#### Work instructions:
Filter the data below for the string "name" and copy each matching line.

Data records for software interfaces
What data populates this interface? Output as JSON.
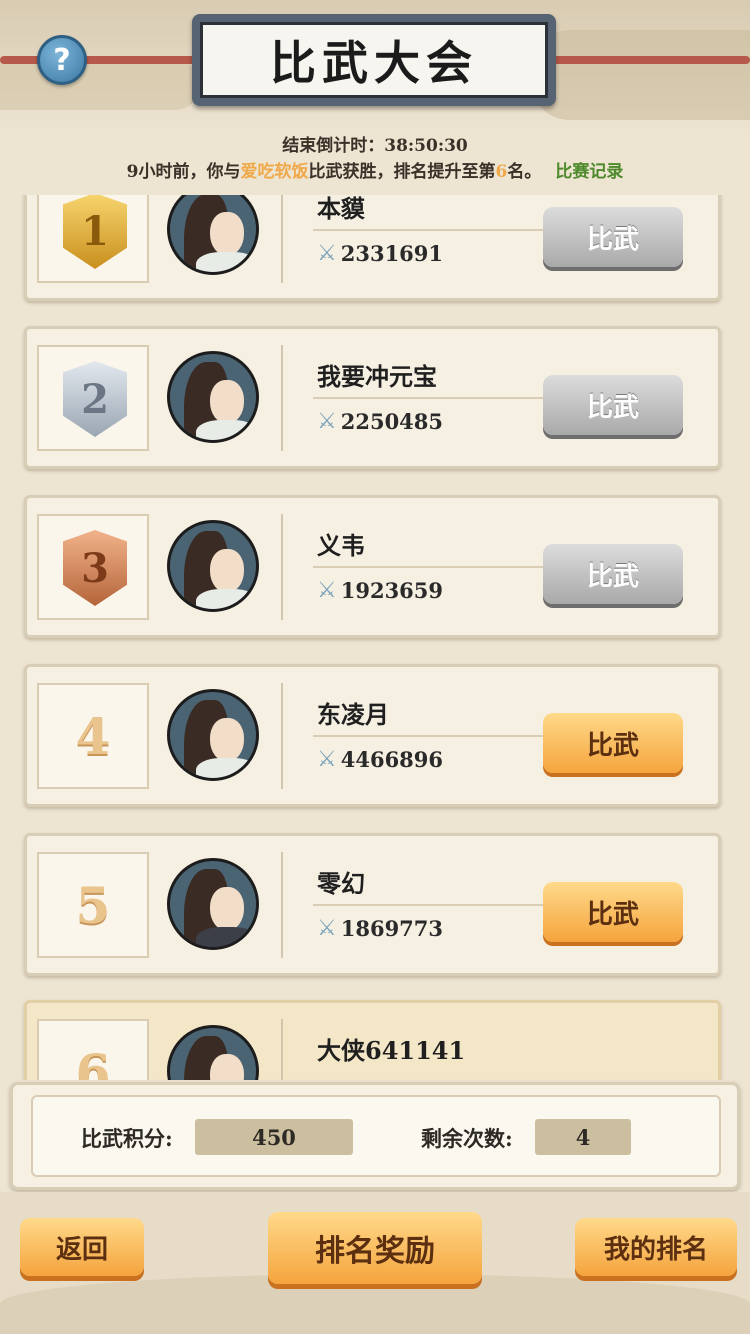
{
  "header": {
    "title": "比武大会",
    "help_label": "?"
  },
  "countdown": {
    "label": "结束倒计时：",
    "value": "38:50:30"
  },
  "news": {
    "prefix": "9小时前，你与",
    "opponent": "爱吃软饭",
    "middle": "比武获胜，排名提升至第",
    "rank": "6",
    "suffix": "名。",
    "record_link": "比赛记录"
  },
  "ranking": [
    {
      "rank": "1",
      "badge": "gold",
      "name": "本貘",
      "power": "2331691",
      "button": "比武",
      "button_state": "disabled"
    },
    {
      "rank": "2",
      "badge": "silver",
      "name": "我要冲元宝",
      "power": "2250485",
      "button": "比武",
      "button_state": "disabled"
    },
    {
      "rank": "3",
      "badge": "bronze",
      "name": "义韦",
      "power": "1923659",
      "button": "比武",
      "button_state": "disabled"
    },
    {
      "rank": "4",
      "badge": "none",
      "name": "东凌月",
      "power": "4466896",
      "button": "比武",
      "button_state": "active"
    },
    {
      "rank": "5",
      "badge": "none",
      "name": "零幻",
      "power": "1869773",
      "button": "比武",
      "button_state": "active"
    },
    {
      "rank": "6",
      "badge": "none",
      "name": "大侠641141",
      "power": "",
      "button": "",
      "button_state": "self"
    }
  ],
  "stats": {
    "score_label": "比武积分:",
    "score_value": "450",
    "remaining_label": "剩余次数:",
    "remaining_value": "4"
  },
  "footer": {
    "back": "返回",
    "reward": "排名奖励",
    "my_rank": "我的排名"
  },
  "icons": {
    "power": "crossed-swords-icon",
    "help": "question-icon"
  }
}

#### Answer section:
      "name": "本貘",
      "name": "我要冲元宝",
      "name": "义韦",
      "name": "东凌月",
      "name": "零幻",
      "name": "大侠641141",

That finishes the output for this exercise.